Task prompt:
Write the records out once more, exactly as they appear below.

Task data:
★ ★ ★ ★ ★ ★ ★

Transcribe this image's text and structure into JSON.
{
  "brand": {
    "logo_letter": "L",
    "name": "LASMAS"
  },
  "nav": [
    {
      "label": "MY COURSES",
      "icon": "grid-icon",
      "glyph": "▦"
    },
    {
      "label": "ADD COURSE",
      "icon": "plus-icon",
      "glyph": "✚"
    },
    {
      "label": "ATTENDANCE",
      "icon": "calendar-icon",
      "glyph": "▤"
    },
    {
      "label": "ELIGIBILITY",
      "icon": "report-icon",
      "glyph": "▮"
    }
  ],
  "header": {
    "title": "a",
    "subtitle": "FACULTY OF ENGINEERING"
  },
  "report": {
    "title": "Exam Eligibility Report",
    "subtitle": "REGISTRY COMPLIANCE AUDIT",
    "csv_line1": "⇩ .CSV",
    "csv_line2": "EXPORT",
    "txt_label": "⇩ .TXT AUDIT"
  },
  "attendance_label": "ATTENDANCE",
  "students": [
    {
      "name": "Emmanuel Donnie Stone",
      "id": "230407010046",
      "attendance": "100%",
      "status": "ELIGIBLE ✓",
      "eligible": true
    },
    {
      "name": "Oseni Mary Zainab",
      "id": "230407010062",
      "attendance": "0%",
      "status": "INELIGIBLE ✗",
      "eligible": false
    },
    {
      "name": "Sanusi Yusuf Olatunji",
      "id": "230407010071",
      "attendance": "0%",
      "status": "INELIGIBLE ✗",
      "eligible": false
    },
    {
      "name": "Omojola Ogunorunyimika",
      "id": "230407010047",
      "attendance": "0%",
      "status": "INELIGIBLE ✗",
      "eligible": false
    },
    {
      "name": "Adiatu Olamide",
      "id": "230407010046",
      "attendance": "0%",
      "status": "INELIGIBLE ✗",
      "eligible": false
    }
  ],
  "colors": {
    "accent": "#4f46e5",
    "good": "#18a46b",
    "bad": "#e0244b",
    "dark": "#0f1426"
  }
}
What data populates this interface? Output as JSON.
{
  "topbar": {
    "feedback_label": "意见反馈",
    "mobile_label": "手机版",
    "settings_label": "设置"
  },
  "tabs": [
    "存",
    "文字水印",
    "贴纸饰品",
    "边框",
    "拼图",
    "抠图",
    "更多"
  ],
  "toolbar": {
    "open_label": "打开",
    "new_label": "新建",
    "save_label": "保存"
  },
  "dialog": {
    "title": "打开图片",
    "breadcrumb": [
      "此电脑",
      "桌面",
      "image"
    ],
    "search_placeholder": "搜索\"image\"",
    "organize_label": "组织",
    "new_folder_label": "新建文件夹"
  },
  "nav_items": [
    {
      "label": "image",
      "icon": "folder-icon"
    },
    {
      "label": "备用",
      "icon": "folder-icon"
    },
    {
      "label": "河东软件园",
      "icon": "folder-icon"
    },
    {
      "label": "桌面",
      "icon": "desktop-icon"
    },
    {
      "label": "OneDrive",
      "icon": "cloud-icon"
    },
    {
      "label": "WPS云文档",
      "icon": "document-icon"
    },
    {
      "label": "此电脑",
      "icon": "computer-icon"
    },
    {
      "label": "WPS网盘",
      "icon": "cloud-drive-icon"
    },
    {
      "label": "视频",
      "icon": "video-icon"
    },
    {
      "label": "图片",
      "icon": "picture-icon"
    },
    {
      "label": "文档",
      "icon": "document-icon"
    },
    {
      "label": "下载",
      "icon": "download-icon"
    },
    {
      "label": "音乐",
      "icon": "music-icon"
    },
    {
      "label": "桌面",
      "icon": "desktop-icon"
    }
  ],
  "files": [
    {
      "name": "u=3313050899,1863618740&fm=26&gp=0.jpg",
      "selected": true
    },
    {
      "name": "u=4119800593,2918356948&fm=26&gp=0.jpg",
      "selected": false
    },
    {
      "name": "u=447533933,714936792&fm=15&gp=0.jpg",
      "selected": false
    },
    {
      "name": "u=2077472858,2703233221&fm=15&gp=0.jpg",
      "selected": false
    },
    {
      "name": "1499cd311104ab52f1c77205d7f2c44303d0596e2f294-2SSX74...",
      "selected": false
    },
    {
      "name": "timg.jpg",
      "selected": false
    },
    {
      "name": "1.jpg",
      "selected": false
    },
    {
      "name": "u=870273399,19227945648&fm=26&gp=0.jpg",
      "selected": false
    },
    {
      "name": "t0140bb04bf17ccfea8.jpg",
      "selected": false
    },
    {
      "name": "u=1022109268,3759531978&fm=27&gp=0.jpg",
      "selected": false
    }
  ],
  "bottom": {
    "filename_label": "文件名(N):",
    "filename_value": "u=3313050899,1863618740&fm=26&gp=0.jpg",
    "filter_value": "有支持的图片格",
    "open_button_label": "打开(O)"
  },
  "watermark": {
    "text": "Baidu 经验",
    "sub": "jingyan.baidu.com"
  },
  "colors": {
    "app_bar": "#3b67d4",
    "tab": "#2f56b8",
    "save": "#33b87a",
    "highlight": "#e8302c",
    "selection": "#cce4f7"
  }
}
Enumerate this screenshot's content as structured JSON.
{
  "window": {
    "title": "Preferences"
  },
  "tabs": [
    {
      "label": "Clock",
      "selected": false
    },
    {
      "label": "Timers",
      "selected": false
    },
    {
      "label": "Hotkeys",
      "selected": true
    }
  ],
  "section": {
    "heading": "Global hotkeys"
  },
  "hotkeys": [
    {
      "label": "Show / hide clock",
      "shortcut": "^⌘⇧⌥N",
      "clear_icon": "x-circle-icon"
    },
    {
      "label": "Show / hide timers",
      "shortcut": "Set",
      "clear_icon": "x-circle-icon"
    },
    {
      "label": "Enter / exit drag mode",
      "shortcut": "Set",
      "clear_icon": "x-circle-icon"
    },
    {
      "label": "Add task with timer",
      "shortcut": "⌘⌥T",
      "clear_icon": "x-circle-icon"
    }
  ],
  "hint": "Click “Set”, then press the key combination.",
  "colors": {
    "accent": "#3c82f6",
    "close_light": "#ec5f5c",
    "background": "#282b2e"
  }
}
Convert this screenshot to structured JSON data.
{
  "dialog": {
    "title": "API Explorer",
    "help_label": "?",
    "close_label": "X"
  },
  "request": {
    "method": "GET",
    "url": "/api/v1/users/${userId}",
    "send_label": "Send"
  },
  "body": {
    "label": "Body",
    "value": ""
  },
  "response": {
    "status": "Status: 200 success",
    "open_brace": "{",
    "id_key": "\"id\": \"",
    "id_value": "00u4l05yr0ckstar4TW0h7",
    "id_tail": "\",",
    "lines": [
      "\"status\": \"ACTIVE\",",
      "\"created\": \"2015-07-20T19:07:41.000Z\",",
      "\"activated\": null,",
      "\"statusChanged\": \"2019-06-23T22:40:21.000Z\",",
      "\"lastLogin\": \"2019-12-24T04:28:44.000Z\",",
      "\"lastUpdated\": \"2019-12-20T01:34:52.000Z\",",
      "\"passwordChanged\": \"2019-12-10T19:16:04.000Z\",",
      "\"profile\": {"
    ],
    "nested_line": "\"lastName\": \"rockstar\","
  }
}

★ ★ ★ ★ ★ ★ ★

Problem solution:
Transcribe this image's text and structure into JSON.
{
  "brand": {
    "logo_letter": "L",
    "name": "LASMAS"
  },
  "nav": [
    {
      "label": "MY COURSES",
      "icon": "grid-icon",
      "glyph": "▦"
    },
    {
      "label": "ADD COURSE",
      "icon": "plus-icon",
      "glyph": "✚"
    },
    {
      "label": "ATTENDANCE",
      "icon": "calendar-icon",
      "glyph": "▤"
    },
    {
      "label": "ELIGIBILITY",
      "icon": "report-icon",
      "glyph": "▮"
    }
  ],
  "header": {
    "title": "a",
    "subtitle": "FACULTY OF ENGINEERING"
  },
  "report": {
    "title": "Exam Eligibility Report",
    "subtitle": "REGISTRY COMPLIANCE AUDIT",
    "csv_line1": "⇩ .CSV",
    "csv_line2": "EXPORT",
    "txt_label": "⇩ .TXT AUDIT"
  },
  "attendance_label": "ATTENDANCE",
  "students": [
    {
      "name": "Emmanuel Donnie Stone",
      "id": "230407010046",
      "attendance": "100%",
      "status": "ELIGIBLE ✓",
      "eligible": true
    },
    {
      "name": "Oseni Mary Zainab",
      "id": "230407010062",
      "attendance": "0%",
      "status": "INELIGIBLE ✗",
      "eligible": false
    },
    {
      "name": "Sanusi Yusuf Olatunji",
      "id": "230407010071",
      "attendance": "0%",
      "status": "INELIGIBLE ✗",
      "eligible": false
    },
    {
      "name": "Omojola Ogunorunyimika",
      "id": "230407010047",
      "attendance": "0%",
      "status": "INELIGIBLE ✗",
      "eligible": false
    },
    {
      "name": "Adiatu Olamide",
      "id": "230407010046",
      "attendance": "0%",
      "status": "INELIGIBLE ✗",
      "eligible": false
    }
  ],
  "colors": {
    "accent": "#4f46e5",
    "good": "#18a46b",
    "bad": "#e0244b",
    "dark": "#0f1426"
  }
}
What data populates this interface? Output as JSON.
{
  "topbar": {
    "feedback_label": "意见反馈",
    "mobile_label": "手机版",
    "settings_label": "设置"
  },
  "tabs": [
    "存",
    "文字水印",
    "贴纸饰品",
    "边框",
    "拼图",
    "抠图",
    "更多"
  ],
  "toolbar": {
    "open_label": "打开",
    "new_label": "新建",
    "save_label": "保存"
  },
  "dialog": {
    "title": "打开图片",
    "breadcrumb": [
      "此电脑",
      "桌面",
      "image"
    ],
    "search_placeholder": "搜索\"image\"",
    "organize_label": "组织",
    "new_folder_label": "新建文件夹"
  },
  "nav_items": [
    {
      "label": "image",
      "icon": "folder-icon"
    },
    {
      "label": "备用",
      "icon": "folder-icon"
    },
    {
      "label": "河东软件园",
      "icon": "folder-icon"
    },
    {
      "label": "桌面",
      "icon": "desktop-icon"
    },
    {
      "label": "OneDrive",
      "icon": "cloud-icon"
    },
    {
      "label": "WPS云文档",
      "icon": "document-icon"
    },
    {
      "label": "此电脑",
      "icon": "computer-icon"
    },
    {
      "label": "WPS网盘",
      "icon": "cloud-drive-icon"
    },
    {
      "label": "视频",
      "icon": "video-icon"
    },
    {
      "label": "图片",
      "icon": "picture-icon"
    },
    {
      "label": "文档",
      "icon": "document-icon"
    },
    {
      "label": "下载",
      "icon": "download-icon"
    },
    {
      "label": "音乐",
      "icon": "music-icon"
    },
    {
      "label": "桌面",
      "icon": "desktop-icon"
    }
  ],
  "files": [
    {
      "name": "u=3313050899,1863618740&fm=26&gp=0.jpg",
      "selected": true
    },
    {
      "name": "u=4119800593,2918356948&fm=26&gp=0.jpg",
      "selected": false
    },
    {
      "name": "u=447533933,714936792&fm=15&gp=0.jpg",
      "selected": false
    },
    {
      "name": "u=2077472858,2703233221&fm=15&gp=0.jpg",
      "selected": false
    },
    {
      "name": "1499cd311104ab52f1c77205d7f2c44303d0596e2f294-2SSX74...",
      "selected": false
    },
    {
      "name": "timg.jpg",
      "selected": false
    },
    {
      "name": "1.jpg",
      "selected": false
    },
    {
      "name": "u=870273399,19227945648&fm=26&gp=0.jpg",
      "selected": false
    },
    {
      "name": "t0140bb04bf17ccfea8.jpg",
      "selected": false
    },
    {
      "name": "u=1022109268,3759531978&fm=27&gp=0.jpg",
      "selected": false
    }
  ],
  "bottom": {
    "filename_label": "文件名(N):",
    "filename_value": "u=3313050899,1863618740&fm=26&gp=0.jpg",
    "filter_value": "有支持的图片格",
    "open_button_label": "打开(O)"
  },
  "watermark": {
    "text": "Baidu 经验",
    "sub": "jingyan.baidu.com"
  },
  "colors": {
    "app_bar": "#3b67d4",
    "tab": "#2f56b8",
    "save": "#33b87a",
    "highlight": "#e8302c",
    "selection": "#cce4f7"
  }
}
Enumerate this screenshot's content as structured JSON.
{
  "window": {
    "title": "Preferences"
  },
  "tabs": [
    {
      "label": "Clock",
      "selected": false
    },
    {
      "label": "Timers",
      "selected": false
    },
    {
      "label": "Hotkeys",
      "selected": true
    }
  ],
  "section": {
    "heading": "Global hotkeys"
  },
  "hotkeys": [
    {
      "label": "Show / hide clock",
      "shortcut": "^⌘⇧⌥N",
      "clear_icon": "x-circle-icon"
    },
    {
      "label": "Show / hide timers",
      "shortcut": "Set",
      "clear_icon": "x-circle-icon"
    },
    {
      "label": "Enter / exit drag mode",
      "shortcut": "Set",
      "clear_icon": "x-circle-icon"
    },
    {
      "label": "Add task with timer",
      "shortcut": "⌘⌥T",
      "clear_icon": "x-circle-icon"
    }
  ],
  "hint": "Click “Set”, then press the key combination.",
  "colors": {
    "accent": "#3c82f6",
    "close_light": "#ec5f5c",
    "background": "#282b2e"
  }
}
Convert this screenshot to structured JSON data.
{
  "dialog": {
    "title": "API Explorer",
    "help_label": "?",
    "close_label": "X"
  },
  "request": {
    "method": "GET",
    "url": "/api/v1/users/${userId}",
    "send_label": "Send"
  },
  "body": {
    "label": "Body",
    "value": ""
  },
  "response": {
    "status": "Status: 200 success",
    "open_brace": "{",
    "id_key": "\"id\": \"",
    "id_value": "00u4l05yr0ckstar4TW0h7",
    "id_tail": "\",",
    "lines": [
      "\"status\": \"ACTIVE\",",
      "\"created\": \"2015-07-20T19:07:41.000Z\",",
      "\"activated\": null,",
      "\"statusChanged\": \"2019-06-23T22:40:21.000Z\",",
      "\"lastLogin\": \"2019-12-24T04:28:44.000Z\",",
      "\"lastUpdated\": \"2019-12-20T01:34:52.000Z\",",
      "\"passwordChanged\": \"2019-12-10T19:16:04.000Z\",",
      "\"profile\": {"
    ],
    "nested_line": "\"lastName\": \"rockstar\","
  }
}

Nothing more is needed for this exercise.